Chapter 19: Red Mormonism. From Winnemucca, an Indian camp in Nevada, to Brigham, a prosperous Mormon town in Salt Lake Valley, we race and wriggle through a mountain district, not more striking in physical aspect than in human interest. Rolling on the level of Ben Nevis, with a score of snowy peaks in front and flank, we climb through woods of stunted pine, ascending by the Pallisades to Pequop, at the height of Mont d'or, from which we slide by way of Humboldt Wells and the Americannders, Delegate George Q. Cannon, and Professor Orson Pratt. In the camp of Red Cloud, a chief of the Teton Sioux, you hear the same talk of divine help, and of standing face to face with God, as you hear in the Lion House and Tabernacle at Salt Lake. I will consult the Great Spirit, says Red Cloud, when the Indian Commissioners press a point. In speaking to the Whites, Red Cloud never drops this tone of priest and seer. Whatever the Great Spirit tells me to do, that I will do. Red C

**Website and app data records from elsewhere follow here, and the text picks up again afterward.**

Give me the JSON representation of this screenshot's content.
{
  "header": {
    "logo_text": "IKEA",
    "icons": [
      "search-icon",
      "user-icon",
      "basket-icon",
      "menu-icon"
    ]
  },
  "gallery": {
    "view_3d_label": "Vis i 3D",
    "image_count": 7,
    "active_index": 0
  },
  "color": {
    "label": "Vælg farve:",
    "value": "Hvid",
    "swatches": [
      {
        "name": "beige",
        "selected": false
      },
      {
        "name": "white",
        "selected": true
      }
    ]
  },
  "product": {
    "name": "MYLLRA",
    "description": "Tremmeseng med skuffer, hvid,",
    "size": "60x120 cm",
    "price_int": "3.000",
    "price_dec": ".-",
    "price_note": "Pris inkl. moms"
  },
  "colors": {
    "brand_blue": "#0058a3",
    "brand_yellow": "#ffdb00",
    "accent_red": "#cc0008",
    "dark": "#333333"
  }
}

William Hepworth Dixon, White Conquest: Volume 1, Chapter 20: White Indians. (search)
n-twentieths of the territory, says Daniel Wells, mayor of the city, still belonging to the Saints. Yet every one must see that a Gentile feeling, hostile to the Mormon theory of domestic life, begins to reign in store and street, in mart and bank. A Gentile banker may not seem so great a personage as a Mormon bishop, yet this bishop's daughters cannot be prevented from turning their eyes in female envy on that banker's wife. The Gentile lady is more richly dight than any other woman at Salt Lake. The Mormon ladies wish to dress like her. Riches are entering into strife with grace, and fashion is pushing sanctity to the wall. In other days plurality was a rage. You heard of nothing else. Ladies affected to be smitten by the spell, and boasted of bringing in new Hagars to their lords. To have a plural household was a sign of perfect faith and walking in the highest light. To be a member of the Church, and yet refrain from sealing wife on wife, was a discredit to the priesth